10. My business would not be here without social media.
As much as social media can be a curse, forcing us to compare ourselves to other people, it is a small businesses modern day dream. I wouldn't have been able to achieve half the things I have this year, without the help of instagram and facebook. Not only can I express my creativity and my processes as a business, I can also reach my customers, engage with fellow small businesses and potential b2b collaborations. I have received painting commissions through social media which have come from America and Australia, as well as the UK, and I've had businesses and galleries contact me after having seen my images on instagram and wanting to showcase my work within their business. Social media can also keep your audience up to date with new and existing products, and well as upcoming sales, and events where you may be exhibiting. It's pretty incredible to think that I have work in multiple countries, and that's all thanks to the connectivity and community that these apps enable us to create. It is because of these apps that I am able to spread the messages of blog posts like this on a larger scale, and also keep you guys up to date with my day to day business life, not just the big events. Being able to chat with you guys on comments or DMs gives me the encouragement and motivation I need to keep going when it's just little old me sat at home working away.
Well, there you have it, my top ten tips for your first year in a creative business. If you've reached the end of all these points then I salute you. Thank you so much for taking the time to read my top tips for the first year of business, and I hope you can benefit from some of the advice listed here today. I also want to say a big thank you to all of my customers reading this too, you have contributed to me still being here doing what I love one year (and a bit) later.

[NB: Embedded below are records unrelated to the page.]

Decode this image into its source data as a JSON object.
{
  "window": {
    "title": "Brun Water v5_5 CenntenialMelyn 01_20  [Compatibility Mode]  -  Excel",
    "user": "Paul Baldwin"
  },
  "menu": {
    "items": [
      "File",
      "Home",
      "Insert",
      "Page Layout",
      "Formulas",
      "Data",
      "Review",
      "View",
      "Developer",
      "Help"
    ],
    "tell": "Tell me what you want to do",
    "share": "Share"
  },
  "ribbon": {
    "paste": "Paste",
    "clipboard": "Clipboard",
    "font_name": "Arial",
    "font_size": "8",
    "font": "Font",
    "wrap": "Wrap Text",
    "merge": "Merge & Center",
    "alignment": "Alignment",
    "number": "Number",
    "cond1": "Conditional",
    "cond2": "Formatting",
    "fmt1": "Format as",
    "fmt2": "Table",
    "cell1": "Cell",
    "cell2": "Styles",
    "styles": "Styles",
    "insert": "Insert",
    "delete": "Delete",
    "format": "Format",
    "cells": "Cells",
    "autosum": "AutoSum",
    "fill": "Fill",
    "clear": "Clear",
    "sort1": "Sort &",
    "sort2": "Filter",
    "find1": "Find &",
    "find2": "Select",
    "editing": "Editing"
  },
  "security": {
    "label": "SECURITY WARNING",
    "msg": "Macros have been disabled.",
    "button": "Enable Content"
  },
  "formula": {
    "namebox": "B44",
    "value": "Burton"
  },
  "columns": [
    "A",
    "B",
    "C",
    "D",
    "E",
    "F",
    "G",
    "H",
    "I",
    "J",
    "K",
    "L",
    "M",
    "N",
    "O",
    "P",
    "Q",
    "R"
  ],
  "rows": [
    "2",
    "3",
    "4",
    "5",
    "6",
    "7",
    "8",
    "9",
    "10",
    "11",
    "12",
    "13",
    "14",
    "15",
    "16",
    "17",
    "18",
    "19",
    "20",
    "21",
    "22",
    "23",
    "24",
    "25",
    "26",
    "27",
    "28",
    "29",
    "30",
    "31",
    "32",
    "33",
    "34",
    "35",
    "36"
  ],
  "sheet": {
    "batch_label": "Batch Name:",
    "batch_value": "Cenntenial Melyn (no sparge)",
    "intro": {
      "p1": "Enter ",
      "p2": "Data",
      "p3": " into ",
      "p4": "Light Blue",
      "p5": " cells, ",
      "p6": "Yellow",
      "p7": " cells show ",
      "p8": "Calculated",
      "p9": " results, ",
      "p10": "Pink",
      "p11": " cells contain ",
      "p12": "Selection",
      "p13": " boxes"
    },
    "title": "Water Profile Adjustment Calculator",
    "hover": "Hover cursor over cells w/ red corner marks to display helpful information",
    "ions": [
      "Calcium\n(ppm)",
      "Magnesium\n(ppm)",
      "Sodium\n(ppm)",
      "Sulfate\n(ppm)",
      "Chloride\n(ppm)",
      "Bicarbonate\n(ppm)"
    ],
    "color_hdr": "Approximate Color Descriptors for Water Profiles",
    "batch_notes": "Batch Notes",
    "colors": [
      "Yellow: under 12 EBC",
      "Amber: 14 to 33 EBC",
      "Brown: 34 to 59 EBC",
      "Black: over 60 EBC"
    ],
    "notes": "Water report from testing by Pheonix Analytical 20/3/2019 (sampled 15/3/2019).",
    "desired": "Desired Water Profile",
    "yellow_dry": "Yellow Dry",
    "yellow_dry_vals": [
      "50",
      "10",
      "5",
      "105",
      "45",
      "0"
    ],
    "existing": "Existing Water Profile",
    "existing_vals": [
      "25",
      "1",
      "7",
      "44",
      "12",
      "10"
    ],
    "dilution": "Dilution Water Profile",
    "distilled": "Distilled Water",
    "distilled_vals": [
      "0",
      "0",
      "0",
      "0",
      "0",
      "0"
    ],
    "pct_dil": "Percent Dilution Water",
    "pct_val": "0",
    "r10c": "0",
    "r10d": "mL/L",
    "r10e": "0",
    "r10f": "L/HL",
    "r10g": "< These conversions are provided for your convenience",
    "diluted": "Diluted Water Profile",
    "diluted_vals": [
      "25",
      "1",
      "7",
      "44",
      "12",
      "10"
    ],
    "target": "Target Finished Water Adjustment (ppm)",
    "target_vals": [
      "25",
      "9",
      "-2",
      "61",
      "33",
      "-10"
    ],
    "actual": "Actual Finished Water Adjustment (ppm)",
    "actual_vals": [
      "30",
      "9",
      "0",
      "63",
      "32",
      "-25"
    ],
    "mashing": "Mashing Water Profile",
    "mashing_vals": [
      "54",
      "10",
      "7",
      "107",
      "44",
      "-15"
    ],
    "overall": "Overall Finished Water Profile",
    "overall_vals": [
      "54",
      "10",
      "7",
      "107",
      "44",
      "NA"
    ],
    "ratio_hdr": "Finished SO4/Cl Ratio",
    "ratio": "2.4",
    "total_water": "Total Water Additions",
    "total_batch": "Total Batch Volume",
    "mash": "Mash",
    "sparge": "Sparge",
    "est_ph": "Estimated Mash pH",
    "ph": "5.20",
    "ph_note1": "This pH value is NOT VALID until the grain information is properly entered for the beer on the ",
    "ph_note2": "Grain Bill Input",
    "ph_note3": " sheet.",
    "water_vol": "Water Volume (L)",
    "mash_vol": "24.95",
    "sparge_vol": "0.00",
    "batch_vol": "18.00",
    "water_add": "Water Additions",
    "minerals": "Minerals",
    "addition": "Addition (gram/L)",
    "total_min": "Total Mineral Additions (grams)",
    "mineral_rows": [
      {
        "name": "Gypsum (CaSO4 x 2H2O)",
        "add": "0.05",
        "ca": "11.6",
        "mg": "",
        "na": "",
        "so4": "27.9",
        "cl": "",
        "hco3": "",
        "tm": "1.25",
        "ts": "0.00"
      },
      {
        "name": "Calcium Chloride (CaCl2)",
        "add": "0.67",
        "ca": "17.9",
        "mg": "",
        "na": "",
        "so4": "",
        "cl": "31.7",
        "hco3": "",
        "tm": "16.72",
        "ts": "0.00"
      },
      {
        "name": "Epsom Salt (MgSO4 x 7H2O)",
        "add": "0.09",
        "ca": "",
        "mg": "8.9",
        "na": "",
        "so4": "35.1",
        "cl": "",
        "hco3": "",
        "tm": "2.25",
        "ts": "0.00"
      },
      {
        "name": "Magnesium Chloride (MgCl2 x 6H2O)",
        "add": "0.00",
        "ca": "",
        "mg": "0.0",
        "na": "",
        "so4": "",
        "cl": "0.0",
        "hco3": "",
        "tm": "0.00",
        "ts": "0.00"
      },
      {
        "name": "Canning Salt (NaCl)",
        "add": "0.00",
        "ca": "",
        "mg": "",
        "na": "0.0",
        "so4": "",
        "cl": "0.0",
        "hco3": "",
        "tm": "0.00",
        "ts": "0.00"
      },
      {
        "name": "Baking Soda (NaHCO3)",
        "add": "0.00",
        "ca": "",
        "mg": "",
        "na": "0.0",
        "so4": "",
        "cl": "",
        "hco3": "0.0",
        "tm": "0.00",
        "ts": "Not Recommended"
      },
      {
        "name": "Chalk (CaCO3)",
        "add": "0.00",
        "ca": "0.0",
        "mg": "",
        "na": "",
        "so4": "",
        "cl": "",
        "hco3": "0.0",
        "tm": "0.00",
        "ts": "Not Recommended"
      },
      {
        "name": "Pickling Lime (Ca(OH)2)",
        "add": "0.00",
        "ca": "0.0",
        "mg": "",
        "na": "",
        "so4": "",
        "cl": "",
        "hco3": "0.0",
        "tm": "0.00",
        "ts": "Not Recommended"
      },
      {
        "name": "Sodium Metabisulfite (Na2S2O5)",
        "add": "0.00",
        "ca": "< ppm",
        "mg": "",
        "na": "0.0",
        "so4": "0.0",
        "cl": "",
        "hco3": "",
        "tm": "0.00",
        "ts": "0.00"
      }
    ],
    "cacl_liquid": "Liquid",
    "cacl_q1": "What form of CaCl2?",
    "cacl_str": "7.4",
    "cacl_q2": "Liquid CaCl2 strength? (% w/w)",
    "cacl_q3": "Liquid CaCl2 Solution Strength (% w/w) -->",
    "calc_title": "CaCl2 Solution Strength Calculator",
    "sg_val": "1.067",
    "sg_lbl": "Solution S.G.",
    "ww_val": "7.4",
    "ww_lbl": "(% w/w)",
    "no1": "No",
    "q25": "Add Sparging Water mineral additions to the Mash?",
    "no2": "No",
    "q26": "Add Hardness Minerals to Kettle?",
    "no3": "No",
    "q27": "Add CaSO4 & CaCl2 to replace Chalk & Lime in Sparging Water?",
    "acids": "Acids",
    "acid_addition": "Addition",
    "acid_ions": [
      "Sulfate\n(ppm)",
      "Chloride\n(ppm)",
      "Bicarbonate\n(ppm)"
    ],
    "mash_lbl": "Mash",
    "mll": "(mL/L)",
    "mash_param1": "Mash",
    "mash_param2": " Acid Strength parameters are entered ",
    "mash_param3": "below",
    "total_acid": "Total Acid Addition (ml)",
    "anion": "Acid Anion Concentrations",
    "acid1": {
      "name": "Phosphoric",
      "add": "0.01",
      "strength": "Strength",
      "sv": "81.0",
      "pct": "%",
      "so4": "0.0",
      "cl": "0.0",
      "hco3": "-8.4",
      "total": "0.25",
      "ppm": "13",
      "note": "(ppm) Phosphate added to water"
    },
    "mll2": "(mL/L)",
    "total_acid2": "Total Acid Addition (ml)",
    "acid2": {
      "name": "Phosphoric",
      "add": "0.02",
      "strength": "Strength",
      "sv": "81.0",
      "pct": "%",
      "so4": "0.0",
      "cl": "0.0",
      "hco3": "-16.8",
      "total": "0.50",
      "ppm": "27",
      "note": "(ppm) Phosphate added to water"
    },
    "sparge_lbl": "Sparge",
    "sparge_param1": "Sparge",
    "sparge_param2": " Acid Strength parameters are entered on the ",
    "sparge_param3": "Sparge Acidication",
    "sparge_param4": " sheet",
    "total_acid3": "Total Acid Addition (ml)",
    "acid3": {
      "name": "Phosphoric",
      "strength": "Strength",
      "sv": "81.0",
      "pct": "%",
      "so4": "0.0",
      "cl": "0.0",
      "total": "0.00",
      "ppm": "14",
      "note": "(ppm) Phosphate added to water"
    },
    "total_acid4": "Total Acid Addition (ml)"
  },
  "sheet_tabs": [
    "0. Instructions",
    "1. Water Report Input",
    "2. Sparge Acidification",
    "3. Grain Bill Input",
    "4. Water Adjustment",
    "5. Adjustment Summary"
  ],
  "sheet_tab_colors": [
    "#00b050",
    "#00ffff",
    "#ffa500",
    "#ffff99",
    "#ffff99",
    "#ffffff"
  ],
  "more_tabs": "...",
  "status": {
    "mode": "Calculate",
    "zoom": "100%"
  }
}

This one is for all the small businesses out there, and all the people who help support those small businesses x